Technoprudence: Legal Theory in the Information Age
Compulsory course for those admitted to the LLM with concentration in Law and Technology.
The course will operate as a graduate seminar. Seminar participants should therefore expect to engage in a variety of learning methodologies other than the traditional lecture format. In addition to completing weekly readings and attending the seminar on a regular basis, seminar participants are expected to take part in an asynchronous online discussion, to generate an annotated bibliography, to lead seminar discussions, to provide a critical peer review and to write a publishable paper.
This course examines whether the information age is revolutionary. Does technology simply apply traditional legal rules in a new way or does it require new rules for a new context?

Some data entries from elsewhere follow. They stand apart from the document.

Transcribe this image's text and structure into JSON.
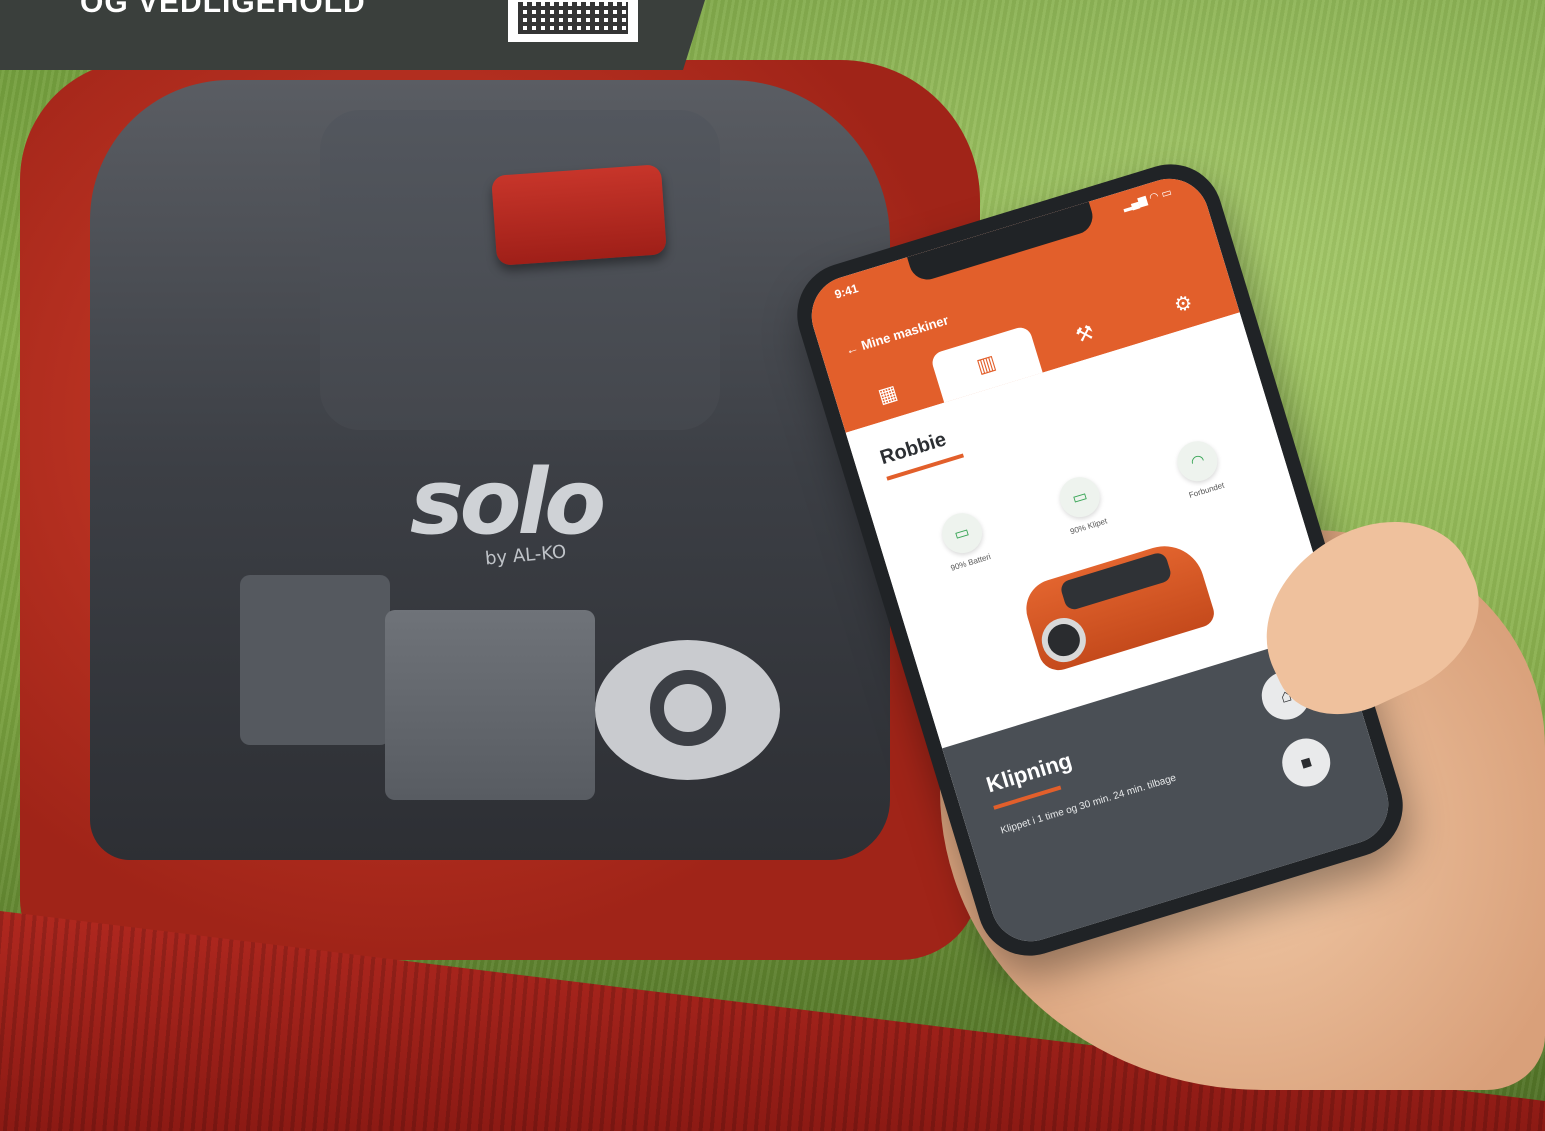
{
  "banner": {
    "title": "OG VEDLIGEHOLD",
    "qr_code": "qr-code"
  },
  "mower": {
    "brand": "solo",
    "brand_sub": "by AL-KO"
  },
  "phone": {
    "status": {
      "time": "9:41",
      "icons": "signal wifi battery"
    },
    "header": {
      "back_label": "Mine maskiner"
    },
    "tabs": [
      {
        "icon": "dashboard-icon",
        "glyph": "▦"
      },
      {
        "icon": "stats-icon",
        "glyph": "▥"
      },
      {
        "icon": "wrench-icon",
        "glyph": "⚒"
      },
      {
        "icon": "settings-icon",
        "glyph": "⚙"
      }
    ],
    "machine": {
      "name": "Robbie"
    },
    "stats": [
      {
        "icon": "battery-icon",
        "glyph": "▭",
        "label": "90% Batteri"
      },
      {
        "icon": "battery-icon",
        "glyph": "▭",
        "label": "90% Klipet"
      },
      {
        "icon": "wifi-icon",
        "glyph": "◠",
        "label": "Forbundet"
      }
    ],
    "status_panel": {
      "title": "Klipning",
      "detail": "Klippet i 1 time og 30 min. 24 min. tilbage"
    },
    "controls": {
      "home_glyph": "⌂",
      "stop_glyph": "■"
    },
    "colors": {
      "accent": "#e25f2b",
      "panel": "#4a4f55"
    }
  }
}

The principal aim of this course is to examine the impact that cyberspace and other technological features of the information revolution might have on traditional legal theory and doctrine. As a consequence of this investigation, students will be in a position to enrich jurisprudence in other areas of legal scholarship seemingly unrelated to law and technology. Additional learning objectives for this course are to provide students with an opportunity to synthesize their analytic skills and their cumulative knowledge and understanding of the law through an examination of several challenging theoretical and practical problems said to arise as a result of new technologies. Students will have the opportunity to further refine their skills in public speaking and oral argument, and to renew their abilities in legal research and writing.
The course will consider the legal philosophy and theory of emerging technologies, media, and science. The course will examine topics such as how new technologies influence the legal theory of intellectual property, privacy, free expression, biotechnology, jurisdiction, the establishment, selection and application of legal norms, and public access to information resources. Students will consider whether and to what extent technology provides a novel setting for re-thinking a broad range of theories about law and social order, including rights and accountability, the individual and the community, sovereignty, language, culture and expression.